[App and web page records]
= = = =

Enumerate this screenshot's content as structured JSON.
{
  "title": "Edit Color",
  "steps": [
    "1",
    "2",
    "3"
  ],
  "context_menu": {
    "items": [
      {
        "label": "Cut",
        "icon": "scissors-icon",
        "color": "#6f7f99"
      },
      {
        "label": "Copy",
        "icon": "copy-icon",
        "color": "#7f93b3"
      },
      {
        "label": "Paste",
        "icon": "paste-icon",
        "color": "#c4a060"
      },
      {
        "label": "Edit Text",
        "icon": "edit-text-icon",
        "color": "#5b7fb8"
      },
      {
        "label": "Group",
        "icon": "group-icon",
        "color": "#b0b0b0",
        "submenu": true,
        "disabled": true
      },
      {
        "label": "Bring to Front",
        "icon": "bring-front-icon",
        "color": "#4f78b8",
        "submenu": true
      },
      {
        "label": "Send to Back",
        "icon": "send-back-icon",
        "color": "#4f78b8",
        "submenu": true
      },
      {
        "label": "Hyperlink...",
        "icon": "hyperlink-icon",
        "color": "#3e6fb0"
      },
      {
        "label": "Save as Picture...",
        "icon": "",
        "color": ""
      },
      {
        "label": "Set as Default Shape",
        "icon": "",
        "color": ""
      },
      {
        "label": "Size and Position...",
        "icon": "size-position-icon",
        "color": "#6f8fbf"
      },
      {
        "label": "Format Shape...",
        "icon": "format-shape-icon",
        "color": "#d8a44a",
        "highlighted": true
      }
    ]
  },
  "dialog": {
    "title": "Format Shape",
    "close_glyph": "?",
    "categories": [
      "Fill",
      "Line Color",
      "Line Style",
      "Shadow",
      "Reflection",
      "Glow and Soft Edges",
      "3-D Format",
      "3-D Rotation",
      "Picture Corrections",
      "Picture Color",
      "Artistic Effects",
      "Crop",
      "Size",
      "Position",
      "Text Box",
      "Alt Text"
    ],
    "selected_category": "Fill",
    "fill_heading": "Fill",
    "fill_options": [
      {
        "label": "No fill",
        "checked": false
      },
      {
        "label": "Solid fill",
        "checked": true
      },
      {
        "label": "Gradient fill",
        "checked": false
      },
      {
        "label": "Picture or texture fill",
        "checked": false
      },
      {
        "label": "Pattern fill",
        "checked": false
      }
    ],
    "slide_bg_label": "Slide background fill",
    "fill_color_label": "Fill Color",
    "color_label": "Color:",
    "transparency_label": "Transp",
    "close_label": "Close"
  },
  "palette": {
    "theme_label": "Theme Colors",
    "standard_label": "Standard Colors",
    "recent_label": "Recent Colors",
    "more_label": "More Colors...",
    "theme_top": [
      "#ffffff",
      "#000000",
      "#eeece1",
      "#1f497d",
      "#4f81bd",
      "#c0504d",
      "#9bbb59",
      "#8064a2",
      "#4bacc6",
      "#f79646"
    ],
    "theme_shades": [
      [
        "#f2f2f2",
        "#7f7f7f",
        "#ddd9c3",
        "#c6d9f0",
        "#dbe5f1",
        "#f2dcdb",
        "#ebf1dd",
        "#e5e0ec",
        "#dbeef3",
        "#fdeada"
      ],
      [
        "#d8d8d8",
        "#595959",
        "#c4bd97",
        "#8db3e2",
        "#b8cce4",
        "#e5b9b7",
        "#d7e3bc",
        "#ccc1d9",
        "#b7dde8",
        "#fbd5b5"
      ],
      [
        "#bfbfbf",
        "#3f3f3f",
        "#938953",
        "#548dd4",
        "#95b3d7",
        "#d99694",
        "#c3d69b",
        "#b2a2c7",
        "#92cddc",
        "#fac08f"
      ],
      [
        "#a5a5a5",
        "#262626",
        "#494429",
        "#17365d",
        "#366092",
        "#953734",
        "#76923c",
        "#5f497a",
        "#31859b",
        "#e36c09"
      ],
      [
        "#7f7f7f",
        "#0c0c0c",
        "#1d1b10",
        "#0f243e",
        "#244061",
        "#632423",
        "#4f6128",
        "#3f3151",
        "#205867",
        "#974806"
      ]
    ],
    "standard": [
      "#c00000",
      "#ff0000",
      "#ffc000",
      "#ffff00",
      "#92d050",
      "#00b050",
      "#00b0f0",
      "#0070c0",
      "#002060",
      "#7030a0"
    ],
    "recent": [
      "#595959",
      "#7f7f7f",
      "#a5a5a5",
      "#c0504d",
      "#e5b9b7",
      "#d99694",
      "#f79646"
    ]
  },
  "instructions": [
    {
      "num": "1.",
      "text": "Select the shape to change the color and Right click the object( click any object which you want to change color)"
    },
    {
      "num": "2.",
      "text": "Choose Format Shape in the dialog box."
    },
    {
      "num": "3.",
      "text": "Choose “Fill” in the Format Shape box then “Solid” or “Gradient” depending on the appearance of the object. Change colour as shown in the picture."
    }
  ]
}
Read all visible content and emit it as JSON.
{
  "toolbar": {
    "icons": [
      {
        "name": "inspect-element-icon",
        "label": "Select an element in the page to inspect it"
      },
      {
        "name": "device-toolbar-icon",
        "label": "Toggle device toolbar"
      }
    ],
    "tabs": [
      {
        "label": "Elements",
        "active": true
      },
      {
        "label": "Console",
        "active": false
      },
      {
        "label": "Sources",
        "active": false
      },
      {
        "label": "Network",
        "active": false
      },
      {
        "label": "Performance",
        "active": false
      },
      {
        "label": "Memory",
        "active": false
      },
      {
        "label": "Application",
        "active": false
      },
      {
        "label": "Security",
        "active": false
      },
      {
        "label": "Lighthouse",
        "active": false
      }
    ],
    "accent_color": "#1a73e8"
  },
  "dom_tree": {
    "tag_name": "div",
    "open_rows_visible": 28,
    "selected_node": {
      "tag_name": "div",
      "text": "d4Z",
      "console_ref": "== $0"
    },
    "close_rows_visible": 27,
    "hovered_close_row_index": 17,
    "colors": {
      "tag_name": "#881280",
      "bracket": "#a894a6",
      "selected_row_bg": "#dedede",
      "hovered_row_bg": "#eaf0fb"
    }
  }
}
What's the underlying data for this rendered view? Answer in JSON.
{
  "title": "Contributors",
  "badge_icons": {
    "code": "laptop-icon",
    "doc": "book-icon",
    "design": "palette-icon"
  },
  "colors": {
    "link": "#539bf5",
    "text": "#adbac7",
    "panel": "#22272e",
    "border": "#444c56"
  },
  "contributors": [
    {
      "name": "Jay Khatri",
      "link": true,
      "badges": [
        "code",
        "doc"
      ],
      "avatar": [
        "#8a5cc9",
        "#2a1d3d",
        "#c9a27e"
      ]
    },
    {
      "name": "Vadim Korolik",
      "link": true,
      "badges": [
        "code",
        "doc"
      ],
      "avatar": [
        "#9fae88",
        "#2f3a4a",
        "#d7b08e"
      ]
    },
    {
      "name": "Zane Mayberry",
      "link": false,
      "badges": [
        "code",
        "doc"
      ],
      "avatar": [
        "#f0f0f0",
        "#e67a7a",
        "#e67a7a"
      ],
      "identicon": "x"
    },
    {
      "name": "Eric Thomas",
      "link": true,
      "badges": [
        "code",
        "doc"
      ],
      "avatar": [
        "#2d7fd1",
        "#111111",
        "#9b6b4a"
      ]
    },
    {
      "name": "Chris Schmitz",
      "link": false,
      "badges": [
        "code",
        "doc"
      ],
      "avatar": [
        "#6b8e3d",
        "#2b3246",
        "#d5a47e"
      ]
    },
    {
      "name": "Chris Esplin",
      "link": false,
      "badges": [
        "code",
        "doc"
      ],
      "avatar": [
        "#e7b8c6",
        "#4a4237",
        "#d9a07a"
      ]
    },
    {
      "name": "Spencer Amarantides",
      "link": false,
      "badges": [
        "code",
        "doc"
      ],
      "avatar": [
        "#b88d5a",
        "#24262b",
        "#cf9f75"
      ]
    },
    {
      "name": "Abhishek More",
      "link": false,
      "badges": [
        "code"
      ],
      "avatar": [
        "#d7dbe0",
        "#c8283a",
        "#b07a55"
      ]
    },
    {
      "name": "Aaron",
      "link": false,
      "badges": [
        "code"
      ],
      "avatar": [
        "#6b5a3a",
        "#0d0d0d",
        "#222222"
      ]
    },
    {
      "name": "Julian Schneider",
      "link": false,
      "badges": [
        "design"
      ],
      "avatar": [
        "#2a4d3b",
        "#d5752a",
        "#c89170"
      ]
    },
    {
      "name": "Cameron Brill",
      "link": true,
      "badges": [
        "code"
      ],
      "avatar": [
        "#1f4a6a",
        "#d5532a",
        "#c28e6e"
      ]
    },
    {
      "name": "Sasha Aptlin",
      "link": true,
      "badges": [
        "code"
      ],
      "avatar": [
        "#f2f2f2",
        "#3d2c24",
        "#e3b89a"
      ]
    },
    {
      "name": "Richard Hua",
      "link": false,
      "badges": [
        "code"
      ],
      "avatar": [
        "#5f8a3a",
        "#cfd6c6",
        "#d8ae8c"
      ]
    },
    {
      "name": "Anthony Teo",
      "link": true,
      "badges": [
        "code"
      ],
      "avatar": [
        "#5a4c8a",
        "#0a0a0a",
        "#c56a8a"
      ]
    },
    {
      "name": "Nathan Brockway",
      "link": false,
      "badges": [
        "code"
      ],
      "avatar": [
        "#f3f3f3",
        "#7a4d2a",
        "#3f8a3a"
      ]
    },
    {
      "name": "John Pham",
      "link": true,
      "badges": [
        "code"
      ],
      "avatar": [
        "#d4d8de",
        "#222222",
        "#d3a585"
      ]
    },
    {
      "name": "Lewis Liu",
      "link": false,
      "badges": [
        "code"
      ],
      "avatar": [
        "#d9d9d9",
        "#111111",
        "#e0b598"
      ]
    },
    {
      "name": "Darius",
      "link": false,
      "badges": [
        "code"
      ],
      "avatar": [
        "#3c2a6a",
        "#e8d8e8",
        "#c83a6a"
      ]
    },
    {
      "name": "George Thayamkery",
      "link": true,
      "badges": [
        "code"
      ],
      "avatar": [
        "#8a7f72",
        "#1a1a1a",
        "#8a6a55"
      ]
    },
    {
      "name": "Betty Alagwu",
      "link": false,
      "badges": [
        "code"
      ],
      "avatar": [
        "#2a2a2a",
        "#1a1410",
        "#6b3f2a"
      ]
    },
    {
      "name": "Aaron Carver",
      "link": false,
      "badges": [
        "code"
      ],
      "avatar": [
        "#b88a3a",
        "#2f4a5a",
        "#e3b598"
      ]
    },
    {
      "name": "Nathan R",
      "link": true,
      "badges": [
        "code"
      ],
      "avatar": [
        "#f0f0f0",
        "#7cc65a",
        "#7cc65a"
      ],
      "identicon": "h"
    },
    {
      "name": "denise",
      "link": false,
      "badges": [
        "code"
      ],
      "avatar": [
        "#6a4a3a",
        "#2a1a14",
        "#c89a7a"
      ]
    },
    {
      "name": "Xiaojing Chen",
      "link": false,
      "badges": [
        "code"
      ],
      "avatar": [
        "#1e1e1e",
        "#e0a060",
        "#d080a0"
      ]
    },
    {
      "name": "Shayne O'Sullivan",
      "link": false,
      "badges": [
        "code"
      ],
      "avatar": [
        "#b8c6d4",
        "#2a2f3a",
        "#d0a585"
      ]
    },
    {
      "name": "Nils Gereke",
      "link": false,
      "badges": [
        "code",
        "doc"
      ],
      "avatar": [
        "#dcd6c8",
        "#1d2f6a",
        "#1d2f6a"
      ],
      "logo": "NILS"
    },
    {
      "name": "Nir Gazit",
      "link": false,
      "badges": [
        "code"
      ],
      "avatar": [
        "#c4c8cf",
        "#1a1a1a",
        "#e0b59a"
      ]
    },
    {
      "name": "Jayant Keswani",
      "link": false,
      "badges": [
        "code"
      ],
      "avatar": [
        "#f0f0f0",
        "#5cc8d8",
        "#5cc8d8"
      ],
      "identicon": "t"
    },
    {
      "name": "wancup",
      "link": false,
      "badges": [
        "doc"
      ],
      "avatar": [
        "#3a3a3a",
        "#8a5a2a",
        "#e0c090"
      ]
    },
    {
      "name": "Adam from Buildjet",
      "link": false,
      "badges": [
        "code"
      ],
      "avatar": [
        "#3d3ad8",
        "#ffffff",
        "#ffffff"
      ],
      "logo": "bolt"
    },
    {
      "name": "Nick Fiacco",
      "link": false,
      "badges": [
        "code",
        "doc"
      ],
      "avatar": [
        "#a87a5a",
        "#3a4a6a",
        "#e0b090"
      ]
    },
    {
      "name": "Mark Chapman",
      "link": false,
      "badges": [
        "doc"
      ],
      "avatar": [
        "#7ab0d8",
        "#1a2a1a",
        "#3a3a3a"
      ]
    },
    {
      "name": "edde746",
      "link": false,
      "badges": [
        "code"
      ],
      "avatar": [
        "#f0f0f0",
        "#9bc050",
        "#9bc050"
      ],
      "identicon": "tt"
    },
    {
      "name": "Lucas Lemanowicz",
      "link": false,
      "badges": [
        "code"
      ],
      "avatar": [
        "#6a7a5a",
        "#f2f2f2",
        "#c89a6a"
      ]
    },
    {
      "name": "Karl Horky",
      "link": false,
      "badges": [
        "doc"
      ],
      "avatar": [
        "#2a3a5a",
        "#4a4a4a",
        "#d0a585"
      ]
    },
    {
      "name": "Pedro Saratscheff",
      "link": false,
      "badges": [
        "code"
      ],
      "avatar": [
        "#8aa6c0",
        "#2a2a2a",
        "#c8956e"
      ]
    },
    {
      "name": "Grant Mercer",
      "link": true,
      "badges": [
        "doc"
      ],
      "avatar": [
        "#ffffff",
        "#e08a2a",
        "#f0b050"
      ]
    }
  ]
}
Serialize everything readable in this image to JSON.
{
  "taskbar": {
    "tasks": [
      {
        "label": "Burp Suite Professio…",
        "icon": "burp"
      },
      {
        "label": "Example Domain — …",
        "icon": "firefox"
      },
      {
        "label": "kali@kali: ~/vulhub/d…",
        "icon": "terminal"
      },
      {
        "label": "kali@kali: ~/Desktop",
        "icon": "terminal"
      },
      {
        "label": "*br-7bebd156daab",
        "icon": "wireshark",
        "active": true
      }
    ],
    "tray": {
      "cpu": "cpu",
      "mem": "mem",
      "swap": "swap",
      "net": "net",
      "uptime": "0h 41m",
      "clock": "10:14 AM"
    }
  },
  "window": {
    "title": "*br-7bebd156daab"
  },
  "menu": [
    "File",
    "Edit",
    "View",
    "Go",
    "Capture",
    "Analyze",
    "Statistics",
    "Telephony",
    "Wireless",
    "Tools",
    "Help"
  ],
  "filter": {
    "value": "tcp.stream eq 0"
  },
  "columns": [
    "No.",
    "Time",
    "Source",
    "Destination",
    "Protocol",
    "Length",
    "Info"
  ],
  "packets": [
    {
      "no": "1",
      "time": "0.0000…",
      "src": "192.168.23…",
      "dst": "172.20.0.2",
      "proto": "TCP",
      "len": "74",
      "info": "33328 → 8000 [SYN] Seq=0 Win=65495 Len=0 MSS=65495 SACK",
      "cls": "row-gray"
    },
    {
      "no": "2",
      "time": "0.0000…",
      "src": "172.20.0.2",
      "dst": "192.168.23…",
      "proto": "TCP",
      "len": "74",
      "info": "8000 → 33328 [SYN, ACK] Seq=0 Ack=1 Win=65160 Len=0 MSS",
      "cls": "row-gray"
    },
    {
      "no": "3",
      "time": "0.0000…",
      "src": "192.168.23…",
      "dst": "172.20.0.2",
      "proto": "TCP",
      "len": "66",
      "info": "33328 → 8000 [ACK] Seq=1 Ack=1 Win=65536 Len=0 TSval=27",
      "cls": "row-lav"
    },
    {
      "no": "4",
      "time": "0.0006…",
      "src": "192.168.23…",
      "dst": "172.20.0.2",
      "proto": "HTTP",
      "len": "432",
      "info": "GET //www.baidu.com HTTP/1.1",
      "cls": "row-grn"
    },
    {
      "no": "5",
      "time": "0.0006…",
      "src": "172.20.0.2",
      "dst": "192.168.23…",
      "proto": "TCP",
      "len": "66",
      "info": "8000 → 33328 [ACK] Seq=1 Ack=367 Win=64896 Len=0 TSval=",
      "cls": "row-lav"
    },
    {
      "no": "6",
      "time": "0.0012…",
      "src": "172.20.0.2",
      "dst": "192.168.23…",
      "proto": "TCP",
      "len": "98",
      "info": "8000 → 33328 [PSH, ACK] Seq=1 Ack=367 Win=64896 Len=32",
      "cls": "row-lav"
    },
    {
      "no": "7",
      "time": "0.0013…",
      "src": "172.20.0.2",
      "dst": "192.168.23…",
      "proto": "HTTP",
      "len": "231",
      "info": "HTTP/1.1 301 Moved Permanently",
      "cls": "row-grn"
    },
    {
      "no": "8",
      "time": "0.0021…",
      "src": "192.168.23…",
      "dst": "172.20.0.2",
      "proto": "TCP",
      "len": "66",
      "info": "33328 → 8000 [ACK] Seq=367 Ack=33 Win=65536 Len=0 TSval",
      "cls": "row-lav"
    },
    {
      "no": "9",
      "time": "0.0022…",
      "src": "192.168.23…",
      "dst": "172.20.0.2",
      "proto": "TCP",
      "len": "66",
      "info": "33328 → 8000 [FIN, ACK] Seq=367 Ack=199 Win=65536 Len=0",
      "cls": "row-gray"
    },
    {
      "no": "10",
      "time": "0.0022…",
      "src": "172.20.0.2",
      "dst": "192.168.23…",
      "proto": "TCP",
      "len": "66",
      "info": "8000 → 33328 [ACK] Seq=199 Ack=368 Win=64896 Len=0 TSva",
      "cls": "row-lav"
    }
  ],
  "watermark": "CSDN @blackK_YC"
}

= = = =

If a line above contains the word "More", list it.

    "more_label": "More Colors...",
      "name": "Abhishek More",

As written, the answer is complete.